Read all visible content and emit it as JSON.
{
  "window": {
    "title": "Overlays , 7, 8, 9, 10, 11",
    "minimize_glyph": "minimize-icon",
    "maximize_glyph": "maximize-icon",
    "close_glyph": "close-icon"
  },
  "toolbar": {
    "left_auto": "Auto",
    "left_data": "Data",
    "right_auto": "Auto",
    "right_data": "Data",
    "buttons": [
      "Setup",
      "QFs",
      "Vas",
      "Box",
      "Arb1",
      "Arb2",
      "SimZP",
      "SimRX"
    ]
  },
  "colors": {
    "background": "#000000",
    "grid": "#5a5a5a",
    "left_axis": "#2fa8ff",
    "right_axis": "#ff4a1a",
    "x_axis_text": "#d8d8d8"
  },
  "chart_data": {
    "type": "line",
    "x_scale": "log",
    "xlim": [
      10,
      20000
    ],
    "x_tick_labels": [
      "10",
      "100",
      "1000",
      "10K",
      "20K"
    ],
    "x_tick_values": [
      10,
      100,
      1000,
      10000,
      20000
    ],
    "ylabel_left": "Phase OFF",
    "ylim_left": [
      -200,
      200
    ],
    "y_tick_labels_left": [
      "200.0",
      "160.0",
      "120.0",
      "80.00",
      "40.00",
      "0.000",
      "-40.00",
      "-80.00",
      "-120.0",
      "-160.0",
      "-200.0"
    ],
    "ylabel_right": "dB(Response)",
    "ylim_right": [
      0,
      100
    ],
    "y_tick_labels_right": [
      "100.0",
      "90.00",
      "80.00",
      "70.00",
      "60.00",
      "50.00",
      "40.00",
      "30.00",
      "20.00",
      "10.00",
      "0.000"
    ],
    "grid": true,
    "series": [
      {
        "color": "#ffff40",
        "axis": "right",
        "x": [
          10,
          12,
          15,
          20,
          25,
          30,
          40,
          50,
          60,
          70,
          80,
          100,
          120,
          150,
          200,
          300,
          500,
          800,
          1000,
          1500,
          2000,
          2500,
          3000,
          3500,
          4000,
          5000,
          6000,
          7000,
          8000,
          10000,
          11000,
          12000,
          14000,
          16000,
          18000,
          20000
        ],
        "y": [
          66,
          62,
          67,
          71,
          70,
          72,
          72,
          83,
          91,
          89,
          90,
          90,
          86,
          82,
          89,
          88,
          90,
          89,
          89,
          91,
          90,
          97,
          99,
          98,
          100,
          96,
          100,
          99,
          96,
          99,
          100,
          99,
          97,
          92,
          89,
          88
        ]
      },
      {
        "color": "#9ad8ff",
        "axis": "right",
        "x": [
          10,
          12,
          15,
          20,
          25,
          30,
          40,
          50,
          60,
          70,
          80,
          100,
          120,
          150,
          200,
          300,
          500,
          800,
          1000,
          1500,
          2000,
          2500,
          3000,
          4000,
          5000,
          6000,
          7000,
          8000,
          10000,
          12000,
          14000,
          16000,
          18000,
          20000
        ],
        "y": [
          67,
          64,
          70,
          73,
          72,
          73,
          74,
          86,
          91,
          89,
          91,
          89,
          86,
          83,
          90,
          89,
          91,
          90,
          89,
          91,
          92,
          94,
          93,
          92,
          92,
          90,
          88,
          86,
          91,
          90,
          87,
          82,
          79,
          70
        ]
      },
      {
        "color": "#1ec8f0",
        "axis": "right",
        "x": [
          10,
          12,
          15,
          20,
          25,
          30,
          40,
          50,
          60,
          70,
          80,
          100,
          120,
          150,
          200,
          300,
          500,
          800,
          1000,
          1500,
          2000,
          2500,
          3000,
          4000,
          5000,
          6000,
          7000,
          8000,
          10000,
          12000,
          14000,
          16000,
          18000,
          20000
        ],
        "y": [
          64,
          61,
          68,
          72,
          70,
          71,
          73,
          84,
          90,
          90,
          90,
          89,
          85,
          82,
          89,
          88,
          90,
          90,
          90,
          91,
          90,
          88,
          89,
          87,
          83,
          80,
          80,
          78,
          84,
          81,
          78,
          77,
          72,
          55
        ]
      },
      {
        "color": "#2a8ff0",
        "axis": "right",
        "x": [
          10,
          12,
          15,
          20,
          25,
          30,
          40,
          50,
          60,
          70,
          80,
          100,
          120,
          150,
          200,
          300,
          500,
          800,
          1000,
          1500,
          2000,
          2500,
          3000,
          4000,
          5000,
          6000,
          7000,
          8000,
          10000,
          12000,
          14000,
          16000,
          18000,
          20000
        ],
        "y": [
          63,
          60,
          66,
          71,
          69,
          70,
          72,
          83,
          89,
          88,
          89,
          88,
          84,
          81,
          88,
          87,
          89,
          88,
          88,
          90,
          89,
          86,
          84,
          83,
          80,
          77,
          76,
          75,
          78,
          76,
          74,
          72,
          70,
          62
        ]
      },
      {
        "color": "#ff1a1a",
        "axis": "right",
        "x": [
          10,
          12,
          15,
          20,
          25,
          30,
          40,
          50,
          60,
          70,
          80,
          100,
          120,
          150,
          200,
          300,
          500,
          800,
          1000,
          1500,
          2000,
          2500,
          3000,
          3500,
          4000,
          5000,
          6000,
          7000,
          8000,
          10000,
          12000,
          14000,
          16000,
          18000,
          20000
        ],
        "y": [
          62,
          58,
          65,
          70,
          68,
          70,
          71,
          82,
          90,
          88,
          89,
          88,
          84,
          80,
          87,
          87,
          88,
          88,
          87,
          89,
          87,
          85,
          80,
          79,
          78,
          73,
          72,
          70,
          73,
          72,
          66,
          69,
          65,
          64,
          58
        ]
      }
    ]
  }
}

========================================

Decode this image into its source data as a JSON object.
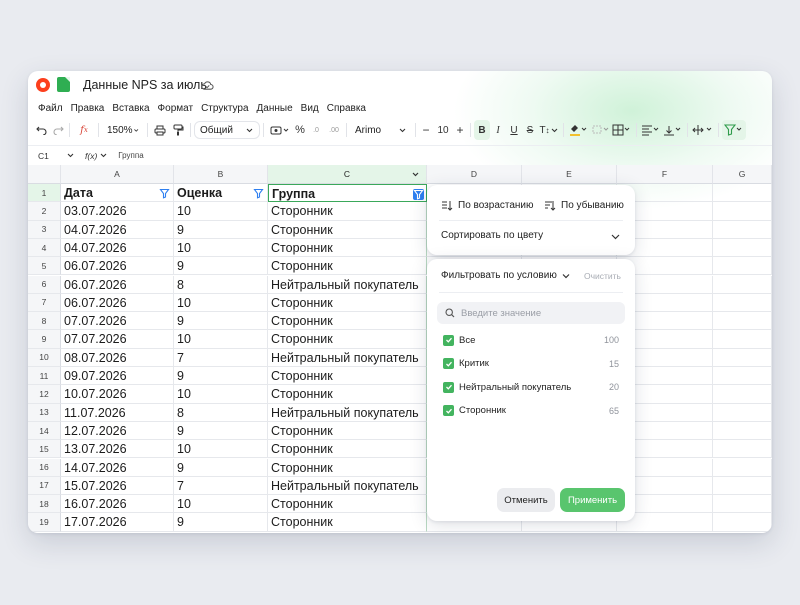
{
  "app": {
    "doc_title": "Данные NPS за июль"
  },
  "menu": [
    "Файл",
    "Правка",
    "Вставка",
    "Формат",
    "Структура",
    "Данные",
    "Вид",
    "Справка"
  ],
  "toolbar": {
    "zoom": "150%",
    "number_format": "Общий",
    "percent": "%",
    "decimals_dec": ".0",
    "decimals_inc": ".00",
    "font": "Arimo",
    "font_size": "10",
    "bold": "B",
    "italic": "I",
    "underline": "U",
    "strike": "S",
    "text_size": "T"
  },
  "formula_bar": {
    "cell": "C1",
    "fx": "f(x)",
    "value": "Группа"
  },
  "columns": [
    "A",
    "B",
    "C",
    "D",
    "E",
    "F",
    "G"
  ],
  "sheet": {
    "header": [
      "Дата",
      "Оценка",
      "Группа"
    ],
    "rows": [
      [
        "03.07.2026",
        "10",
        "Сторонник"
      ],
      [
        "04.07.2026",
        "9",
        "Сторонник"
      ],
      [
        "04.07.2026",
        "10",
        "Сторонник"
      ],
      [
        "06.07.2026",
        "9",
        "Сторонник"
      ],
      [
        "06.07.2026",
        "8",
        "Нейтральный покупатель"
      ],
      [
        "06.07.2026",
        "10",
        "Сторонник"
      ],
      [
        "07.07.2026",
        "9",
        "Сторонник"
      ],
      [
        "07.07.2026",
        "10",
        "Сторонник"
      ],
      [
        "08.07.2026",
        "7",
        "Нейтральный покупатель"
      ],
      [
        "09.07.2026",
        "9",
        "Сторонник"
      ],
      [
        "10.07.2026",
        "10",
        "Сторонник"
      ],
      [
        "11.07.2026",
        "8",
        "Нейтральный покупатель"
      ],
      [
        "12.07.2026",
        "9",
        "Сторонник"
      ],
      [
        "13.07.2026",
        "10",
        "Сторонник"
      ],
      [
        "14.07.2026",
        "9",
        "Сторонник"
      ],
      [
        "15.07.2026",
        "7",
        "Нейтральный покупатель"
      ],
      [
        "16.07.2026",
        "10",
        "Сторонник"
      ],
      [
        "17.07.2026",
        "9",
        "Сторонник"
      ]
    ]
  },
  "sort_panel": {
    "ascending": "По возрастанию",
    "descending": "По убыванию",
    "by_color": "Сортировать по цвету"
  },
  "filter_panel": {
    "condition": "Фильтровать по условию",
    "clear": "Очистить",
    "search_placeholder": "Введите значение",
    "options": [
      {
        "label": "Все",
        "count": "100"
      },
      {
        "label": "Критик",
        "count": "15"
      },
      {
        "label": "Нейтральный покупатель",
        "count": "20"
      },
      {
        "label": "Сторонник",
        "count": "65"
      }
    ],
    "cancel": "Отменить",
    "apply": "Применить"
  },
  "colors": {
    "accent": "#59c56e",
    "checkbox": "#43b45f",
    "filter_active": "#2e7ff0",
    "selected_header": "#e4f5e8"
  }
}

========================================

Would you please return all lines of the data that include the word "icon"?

    "minimize_glyph": "minimize-icon",
    "maximize_glyph": "maximize-icon",
    "close_glyph": "close-icon"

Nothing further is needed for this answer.